You Might Have a Chronic Illness If . . .
Many people experience generally good health and their concept of being sick means having a cold or perhaps catching the flu every one or two decades.
Then, there are those of us who live with chronic health issues. Our concept of being sick is multi-faceted and does not just include our bodies, but extends to involving our families, friends, jobs, finances, hobbies, and major life decisions.
A different reality
Although I’ve been diagnosed with rheumatoid arthritis/rheumatoid disease (RA/RD) for 18 years, I’m often struck by how different my reality is from those of my friends and relatives who don’t have chronic health issues.
There are so many small ways that disease pops impacts my life that I’m sure are familiar to other people contending with chronic health issues.
You might have chronic illness if. . .
- You’ve memorized your pharmacy’s phone number.
- Your calendar is full of doctor’s appointments.
- You can easily recite the insurance copay amounts for routine care, specialist appointments, and ER visits.
- You’ve injected yourself with medication.
- You have a collection of splints and braces.
- You’ve met lots of interesting people in doctor’s waiting rooms.
- Every year, you take out the maximum amount allowed for your medical flexible spending account.
- You spend the entire annual allocation of said medical flexible spending account by mid-year.
- You have a definite preference for where blood draws or injections are done on your body.
- You see specialists more often than primary care providers.
- Completing a medical history questionnaire requires a lot of time.
- IV infusion visits are your routine.
- Your friends and family members get frustrated with how often you have to cancel plans.
- Light exercise can be a struggle.
- You use all your allotted sick days.
- You need extra room on medical forms that ask you to list all current medications.
- You feel older than your years.
- People make random suggestions for how to “cure” your medical condition based on something they heard about in passing.
- You make job decisions based primarily on health care coverage.
- You consider genetics when deciding whether to have a biological child.
- You have apps on your phone for tracking medications, symptoms, and procedures.
- When shopping, you consider the ergonomics of a potential purchase.
- Pharmacists know you by name.
- You own a cane or other mobility devices.
- You buffer in a “rest day” when traveling and upon return from your trip.

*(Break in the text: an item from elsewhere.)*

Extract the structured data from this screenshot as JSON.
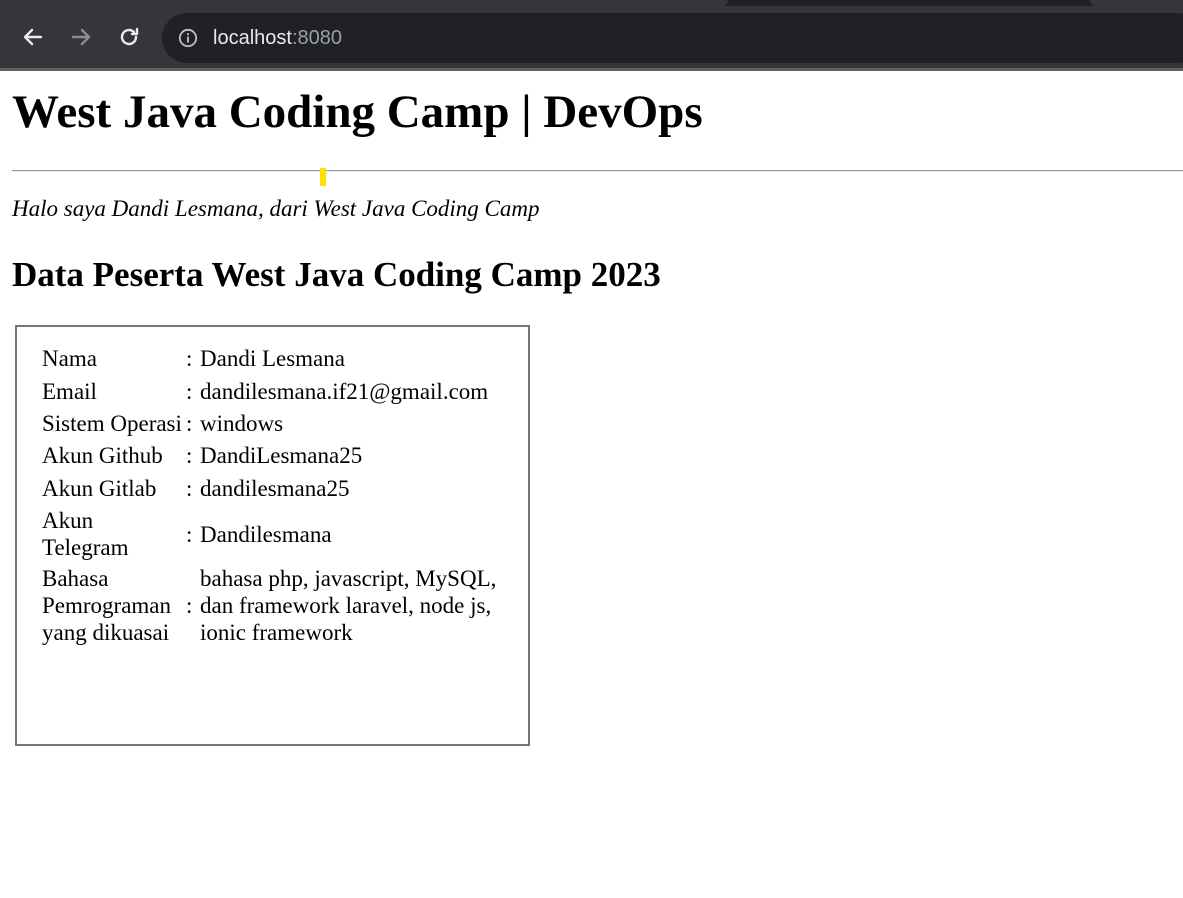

- People say, “But you look so good” when you share your diagnosis.
Do any of these sound familiar to you? What else would you add to this list?
Has menopause impacted your RA?